  • It took 26+ hours

  • to cross the Atlantic for about 3200km

  • from Newfoundland to Ireland.

  • This airplane is a very small one with 12kg weight.

  • Just after then, 10 years from now,

  • the unmanned trans-Pacific flight was done in 2001 by the Global Hawk,

  • the most sophisticated and highest performance UAS.

  • From California to an air base in Australia,

  • it took 22 hours for flying 13000km, and recorded in the Guinness Book of Records,

  • for a long-distance flight record without pilots.

  • There is basically

  • no technological barrier

  • in long-range flight without a pilot on board.

  • Even though, most UAS is for military purposes.

  • More than 93% is used as military,

  • The typical example is the Predator, you can see in this picture.

  • It is a beautiful-looking airplane, but has a scary name, Predator.

  • But in the beginning, the airplane also used for

  • ground detection, which was a very peaceful purpose.

  • It was practically used for ground detections at NASA,

  • or scientific researches.

  • It started to be used in war at Bosnia in 1995, and Afghanistan in 2000,

  • and started to be armed.

  • As you see now, there are 2 missiles under the beautiful airplane.

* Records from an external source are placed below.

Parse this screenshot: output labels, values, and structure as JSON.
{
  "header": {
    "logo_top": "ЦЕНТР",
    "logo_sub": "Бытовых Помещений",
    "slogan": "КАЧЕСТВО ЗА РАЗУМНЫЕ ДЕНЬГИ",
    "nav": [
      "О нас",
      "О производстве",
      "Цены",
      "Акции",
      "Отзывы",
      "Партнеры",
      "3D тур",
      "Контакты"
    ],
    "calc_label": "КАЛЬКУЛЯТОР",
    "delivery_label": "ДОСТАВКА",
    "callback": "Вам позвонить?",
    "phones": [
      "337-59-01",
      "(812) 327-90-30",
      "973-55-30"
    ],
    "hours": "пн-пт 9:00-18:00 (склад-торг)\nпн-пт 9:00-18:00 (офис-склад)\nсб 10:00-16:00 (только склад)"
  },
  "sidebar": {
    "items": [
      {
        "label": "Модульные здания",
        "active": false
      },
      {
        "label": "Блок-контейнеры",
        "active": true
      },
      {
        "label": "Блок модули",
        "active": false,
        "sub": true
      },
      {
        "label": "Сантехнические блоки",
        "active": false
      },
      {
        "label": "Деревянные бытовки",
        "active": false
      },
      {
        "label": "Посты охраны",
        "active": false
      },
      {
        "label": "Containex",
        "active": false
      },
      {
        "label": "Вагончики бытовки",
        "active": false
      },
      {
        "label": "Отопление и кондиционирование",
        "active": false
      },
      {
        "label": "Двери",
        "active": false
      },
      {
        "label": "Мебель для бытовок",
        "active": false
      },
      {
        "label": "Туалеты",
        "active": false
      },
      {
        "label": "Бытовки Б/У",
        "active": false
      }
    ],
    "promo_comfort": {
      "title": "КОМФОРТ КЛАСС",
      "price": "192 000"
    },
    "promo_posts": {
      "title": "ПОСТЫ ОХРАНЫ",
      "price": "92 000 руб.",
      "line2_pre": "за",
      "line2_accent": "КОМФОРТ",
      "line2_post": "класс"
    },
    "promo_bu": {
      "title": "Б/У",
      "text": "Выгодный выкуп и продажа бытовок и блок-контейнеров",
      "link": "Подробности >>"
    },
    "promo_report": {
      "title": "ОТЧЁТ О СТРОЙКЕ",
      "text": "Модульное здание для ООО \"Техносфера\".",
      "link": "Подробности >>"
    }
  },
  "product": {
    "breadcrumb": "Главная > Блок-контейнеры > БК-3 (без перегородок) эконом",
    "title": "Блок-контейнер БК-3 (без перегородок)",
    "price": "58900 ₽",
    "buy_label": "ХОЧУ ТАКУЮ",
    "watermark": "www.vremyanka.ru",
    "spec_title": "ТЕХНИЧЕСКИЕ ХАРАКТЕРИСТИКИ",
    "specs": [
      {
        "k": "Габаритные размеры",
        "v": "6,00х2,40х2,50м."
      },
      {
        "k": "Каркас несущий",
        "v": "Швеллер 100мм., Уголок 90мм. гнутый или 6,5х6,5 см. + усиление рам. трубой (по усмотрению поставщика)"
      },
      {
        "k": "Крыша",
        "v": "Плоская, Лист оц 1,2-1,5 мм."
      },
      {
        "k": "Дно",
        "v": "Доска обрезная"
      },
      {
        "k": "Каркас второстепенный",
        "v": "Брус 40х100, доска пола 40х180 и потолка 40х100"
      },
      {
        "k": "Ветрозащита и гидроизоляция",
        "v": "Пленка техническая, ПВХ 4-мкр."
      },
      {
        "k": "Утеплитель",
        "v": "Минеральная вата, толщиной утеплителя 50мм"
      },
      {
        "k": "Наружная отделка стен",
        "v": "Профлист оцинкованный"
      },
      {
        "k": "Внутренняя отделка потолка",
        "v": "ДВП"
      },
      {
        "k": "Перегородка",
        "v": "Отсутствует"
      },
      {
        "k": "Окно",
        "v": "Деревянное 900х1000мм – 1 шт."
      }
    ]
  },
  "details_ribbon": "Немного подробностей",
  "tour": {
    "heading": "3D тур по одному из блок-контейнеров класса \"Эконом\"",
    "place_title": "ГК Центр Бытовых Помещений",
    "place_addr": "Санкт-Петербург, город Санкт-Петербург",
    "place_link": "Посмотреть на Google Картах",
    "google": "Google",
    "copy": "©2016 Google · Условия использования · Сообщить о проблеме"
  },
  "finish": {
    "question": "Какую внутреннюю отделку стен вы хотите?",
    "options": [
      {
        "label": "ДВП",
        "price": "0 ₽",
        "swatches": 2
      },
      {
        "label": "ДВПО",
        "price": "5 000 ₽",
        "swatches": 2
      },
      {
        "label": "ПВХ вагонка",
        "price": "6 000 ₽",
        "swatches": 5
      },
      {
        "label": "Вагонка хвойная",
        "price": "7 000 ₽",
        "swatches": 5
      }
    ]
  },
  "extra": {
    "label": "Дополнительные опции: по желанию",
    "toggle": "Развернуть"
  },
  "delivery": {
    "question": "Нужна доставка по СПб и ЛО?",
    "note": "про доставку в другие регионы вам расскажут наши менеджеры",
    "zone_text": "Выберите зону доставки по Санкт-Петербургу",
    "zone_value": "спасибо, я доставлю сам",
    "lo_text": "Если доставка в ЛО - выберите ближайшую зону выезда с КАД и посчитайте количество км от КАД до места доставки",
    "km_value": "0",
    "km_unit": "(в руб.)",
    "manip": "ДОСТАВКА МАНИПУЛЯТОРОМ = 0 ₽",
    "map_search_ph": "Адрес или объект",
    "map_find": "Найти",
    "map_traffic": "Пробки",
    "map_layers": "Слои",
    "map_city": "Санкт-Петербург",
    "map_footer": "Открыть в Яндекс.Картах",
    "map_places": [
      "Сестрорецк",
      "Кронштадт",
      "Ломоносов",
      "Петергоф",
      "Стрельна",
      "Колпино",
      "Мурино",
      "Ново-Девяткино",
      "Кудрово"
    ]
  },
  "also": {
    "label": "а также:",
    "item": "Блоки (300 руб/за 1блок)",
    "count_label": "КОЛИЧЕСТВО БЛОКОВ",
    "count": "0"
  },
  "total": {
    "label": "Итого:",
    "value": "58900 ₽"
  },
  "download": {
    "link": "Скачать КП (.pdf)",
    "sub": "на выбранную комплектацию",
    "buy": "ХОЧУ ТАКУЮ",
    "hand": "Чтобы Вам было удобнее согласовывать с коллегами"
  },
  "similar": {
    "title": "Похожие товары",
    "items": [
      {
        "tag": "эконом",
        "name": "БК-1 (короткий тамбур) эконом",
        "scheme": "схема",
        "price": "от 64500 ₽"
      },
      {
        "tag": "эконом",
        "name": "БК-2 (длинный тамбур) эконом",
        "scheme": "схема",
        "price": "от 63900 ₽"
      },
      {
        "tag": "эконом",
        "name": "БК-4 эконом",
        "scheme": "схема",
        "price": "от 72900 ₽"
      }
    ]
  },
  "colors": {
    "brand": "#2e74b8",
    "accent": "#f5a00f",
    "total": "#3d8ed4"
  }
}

  • What do you expect their usages are for?

  • This video is recorded by the Predator, which is a real situation.

  • A video, which detected a specific target at Afghanistan,

  • and attacked the building directly above it.

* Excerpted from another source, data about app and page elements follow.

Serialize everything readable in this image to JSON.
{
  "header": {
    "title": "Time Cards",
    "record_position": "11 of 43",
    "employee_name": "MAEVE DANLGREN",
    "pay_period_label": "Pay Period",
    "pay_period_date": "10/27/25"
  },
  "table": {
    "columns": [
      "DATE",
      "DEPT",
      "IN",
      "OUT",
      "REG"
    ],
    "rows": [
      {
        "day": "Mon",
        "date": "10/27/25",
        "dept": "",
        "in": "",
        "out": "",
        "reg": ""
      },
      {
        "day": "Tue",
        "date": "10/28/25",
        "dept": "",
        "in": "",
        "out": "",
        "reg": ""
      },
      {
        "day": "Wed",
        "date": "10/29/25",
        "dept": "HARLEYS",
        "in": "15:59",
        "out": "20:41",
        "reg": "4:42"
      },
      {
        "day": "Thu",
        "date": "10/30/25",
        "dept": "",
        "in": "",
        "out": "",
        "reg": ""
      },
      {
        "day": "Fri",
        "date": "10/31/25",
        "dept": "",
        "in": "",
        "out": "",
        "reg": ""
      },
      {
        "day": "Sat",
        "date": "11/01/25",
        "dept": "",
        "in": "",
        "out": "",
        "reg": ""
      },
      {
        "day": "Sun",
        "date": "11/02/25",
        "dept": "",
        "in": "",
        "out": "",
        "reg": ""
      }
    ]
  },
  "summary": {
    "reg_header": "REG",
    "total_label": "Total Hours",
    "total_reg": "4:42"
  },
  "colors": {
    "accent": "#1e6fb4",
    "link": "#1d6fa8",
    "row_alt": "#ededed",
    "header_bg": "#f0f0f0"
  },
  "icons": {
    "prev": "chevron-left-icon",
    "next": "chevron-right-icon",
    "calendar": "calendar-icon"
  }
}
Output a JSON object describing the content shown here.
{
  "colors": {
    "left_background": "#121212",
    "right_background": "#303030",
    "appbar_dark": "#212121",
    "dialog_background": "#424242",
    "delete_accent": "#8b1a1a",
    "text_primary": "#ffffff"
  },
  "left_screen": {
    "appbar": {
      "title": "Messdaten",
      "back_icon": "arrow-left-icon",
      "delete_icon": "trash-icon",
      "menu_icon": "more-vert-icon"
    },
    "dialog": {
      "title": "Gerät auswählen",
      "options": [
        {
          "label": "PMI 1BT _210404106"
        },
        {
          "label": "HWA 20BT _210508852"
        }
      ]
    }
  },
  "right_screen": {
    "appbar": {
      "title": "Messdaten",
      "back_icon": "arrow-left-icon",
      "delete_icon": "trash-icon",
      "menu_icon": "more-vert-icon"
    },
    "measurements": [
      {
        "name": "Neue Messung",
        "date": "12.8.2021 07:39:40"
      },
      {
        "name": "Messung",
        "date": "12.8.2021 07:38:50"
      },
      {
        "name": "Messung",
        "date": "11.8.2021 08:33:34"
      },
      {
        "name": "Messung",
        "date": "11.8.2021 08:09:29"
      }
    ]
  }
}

  • 2 hellfire missiles are launched.

  • You can see a car running away.

  • A person driving the car was lucky.

  • The target was at the different place.

  • Now, from the sky, in the dark, people who didn't recognized the plane flying,

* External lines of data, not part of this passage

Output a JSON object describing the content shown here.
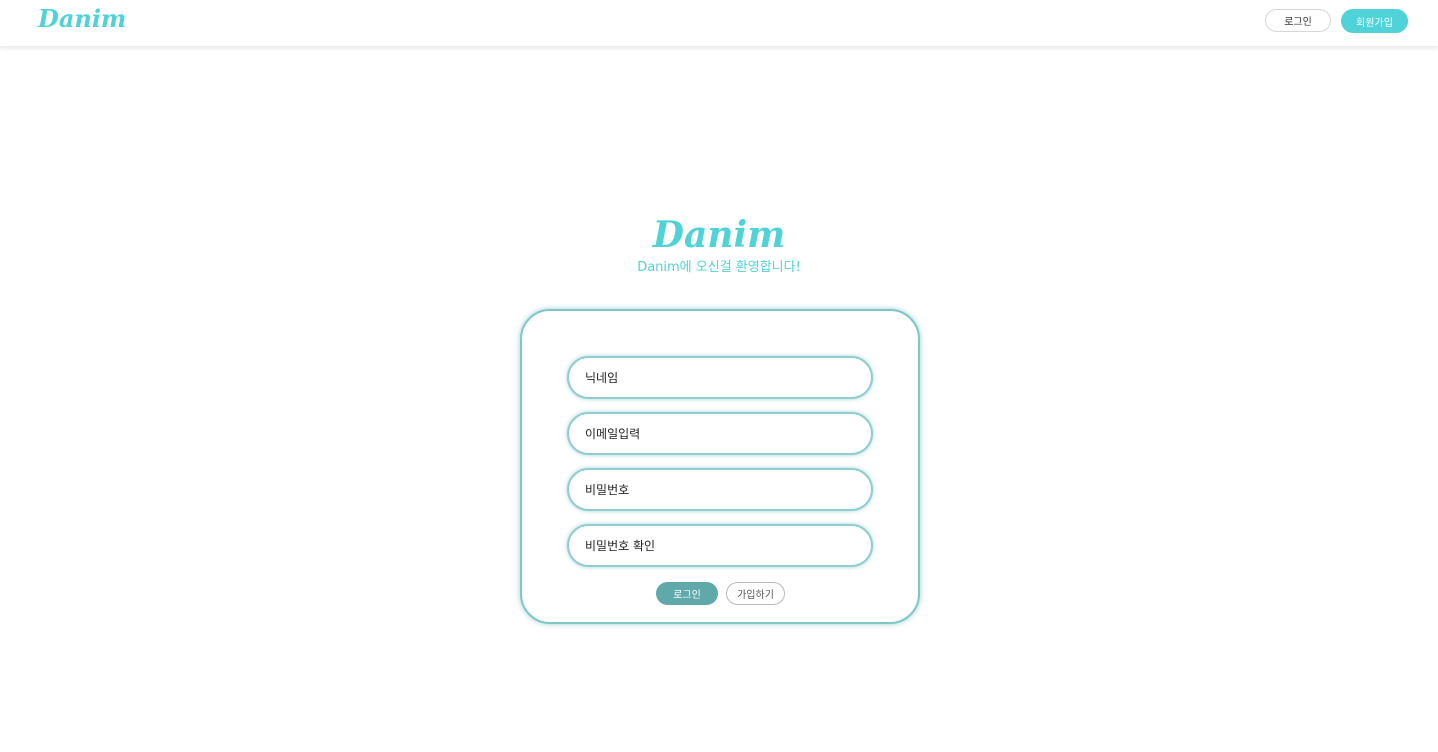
{
  "header": {
    "logo": "Danim",
    "login_label": "로그인",
    "signup_label": "회원가입"
  },
  "hero": {
    "title": "Danim",
    "subtitle": "Danim에 오신걸 환영합니다!"
  },
  "form": {
    "nickname_placeholder": "닉네임",
    "email_placeholder": "이메일입력",
    "password_placeholder": "비밀번호",
    "password_confirm_placeholder": "비밀번호 확인",
    "login_button": "로그인",
    "join_button": "가입하기"
  },
  "colors": {
    "accent": "#4fd3d8",
    "button_primary": "#5fa9aa",
    "card_border": "#7fc6c9"
  }
}
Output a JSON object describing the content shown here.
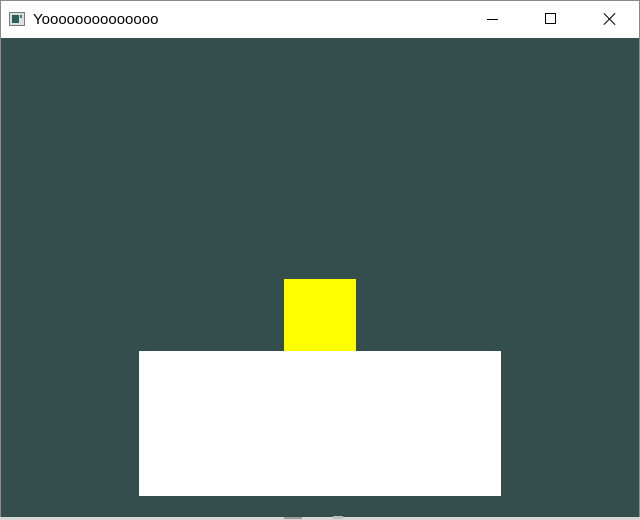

  • were hit by the missile from somewhere, and died.

  • If I show this video to elementary school students,

  • they seems to be interested like watching interesting movies.

  • But kids, let's think as you were in the place. (Laughs)

  • What if the people in there were you, or your brothers at military service?

  • What if the plane up above air was from your bad neighbor country?

  • Think of the Manchu war of 1636, and the Japanese Invasion of Korea in 1592...

  • Think about those airplanes...

  • Children's face became solid and it became silent.

  • I end the story with "Therefore, you need to study hard." (Laughs)

  • Because of those reasons,

  • Korea is investigating about UAS.

  • In this big picture, it is showing 송골매 which was developed in 90's,

  • and is used for the researches related with observations in the military and in the sky.

  • The next one which is at right upper corner, is 'Remoeye-006',

  • which is sent as troops with Korean soldiers to Afghanistan

  • standing guard duty.

  • From among these, the one which should be focused is at the right bottom:

  • A helicopter, 'Remo-H'.

  • Even though more than 93% of UASs are used for military purposes,

  • one of the most successful applications of civil unmanned aircraft technology is the agricultural helicopters.

  • It is made in Korea. Capable of flying autonomously...

  • If we input the coordinate of a rice paddy, it automatically scans, and sprays aerosols.

  • This can cover 6000 평 (20,000 square meters) in a flight mission of 15-minutes.

  • This increases the productivity very much.

  • In addition, there shows many aircraft models...

  • In research institutions, or schools,

  • There have been many researches related to UAS.

  • Even though UAS is needed for the national defense,

  • it have been researched hard, not to be fallen, behind the technology developments,

  • such as making airplanes unmanned or automated.

  • The Smart UAV Program

  • is another representative UAS-technology development program

  • of our country.

  • As you can see in the screen,

  • I am developing UAS-technology including that vehicle.

  • This vehicle has 2 large tilt-rotors,

  • which is different from other vehicles.

  • When take-off or landing, rotors are headed to above direction,

  • so that it could do vertical take-off, or landing.

  • If it is speeded up, rotors are tilted to front direction.

  • When it speeded up to the certain speed, for example,

  • 250km/h like usual airplanes, it becomes like this.

  • Fixed-wing mode cruise.

  • When it is in helicopter mode,

  • rotors covers all weights to make the plane lift.

  • On the other hand, in fixed-wing mode, wings lift the plane,